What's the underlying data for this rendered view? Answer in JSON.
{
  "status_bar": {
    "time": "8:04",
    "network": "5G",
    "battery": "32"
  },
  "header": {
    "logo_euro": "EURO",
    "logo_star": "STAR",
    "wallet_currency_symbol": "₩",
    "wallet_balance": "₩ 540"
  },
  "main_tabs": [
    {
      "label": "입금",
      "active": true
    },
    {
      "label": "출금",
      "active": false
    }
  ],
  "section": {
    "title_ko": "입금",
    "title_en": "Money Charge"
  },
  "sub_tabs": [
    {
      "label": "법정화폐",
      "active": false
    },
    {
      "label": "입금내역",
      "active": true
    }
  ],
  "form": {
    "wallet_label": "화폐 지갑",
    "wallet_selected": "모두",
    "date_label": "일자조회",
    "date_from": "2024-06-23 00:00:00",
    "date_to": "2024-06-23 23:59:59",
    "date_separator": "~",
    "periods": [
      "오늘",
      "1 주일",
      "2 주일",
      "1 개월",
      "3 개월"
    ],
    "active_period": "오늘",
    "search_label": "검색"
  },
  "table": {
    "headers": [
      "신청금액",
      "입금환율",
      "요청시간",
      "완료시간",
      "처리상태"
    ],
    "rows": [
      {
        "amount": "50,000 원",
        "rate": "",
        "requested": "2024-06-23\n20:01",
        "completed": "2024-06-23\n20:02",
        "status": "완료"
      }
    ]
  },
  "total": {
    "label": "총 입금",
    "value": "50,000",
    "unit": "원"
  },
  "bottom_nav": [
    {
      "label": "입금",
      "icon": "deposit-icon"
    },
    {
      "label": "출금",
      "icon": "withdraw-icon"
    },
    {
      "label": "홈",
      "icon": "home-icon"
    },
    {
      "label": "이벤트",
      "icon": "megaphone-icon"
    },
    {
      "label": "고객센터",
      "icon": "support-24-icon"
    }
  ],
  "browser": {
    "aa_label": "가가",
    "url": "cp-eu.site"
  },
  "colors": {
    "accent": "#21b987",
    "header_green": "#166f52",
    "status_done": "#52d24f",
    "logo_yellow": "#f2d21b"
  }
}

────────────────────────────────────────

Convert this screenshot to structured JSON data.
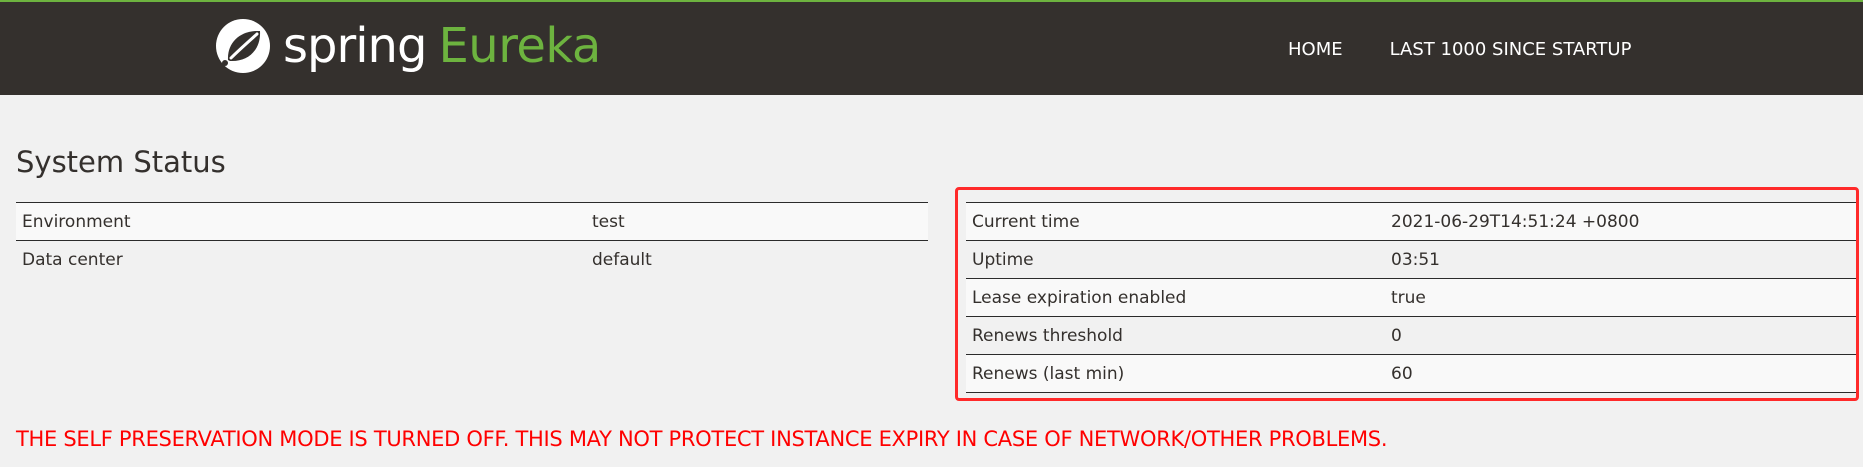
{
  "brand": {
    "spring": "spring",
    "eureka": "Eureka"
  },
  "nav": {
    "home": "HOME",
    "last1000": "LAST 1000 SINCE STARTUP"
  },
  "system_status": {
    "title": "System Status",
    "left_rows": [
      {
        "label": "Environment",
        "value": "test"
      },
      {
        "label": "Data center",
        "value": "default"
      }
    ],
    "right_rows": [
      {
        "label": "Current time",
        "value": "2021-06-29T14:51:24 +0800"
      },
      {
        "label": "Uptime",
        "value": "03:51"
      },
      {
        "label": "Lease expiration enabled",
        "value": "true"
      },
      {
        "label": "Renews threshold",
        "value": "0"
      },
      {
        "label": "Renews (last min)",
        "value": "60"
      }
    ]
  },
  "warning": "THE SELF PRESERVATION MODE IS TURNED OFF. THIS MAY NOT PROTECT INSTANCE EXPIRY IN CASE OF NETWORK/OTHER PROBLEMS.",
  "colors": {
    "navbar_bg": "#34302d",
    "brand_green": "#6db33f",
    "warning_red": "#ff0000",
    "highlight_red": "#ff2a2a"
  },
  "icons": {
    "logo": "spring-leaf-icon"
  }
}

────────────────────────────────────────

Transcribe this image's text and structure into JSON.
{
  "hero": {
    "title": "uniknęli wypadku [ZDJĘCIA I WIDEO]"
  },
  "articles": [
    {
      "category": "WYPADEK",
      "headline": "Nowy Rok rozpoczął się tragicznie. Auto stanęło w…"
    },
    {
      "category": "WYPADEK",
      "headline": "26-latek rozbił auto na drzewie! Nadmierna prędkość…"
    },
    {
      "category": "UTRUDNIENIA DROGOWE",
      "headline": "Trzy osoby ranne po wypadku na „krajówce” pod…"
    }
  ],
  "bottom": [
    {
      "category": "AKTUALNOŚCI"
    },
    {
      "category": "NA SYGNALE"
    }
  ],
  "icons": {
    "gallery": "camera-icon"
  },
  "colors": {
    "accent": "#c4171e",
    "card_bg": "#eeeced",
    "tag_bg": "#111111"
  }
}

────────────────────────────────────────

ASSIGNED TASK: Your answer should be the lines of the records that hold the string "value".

RESPONSE AREA:
    "value": "50,000",
        "value": "test"
        "value": "default"
        "value": "2021-06-29T14:51:24 +0800"
        "value": "03:51"
        "value": "true"
        "value": "0"
        "value": "60"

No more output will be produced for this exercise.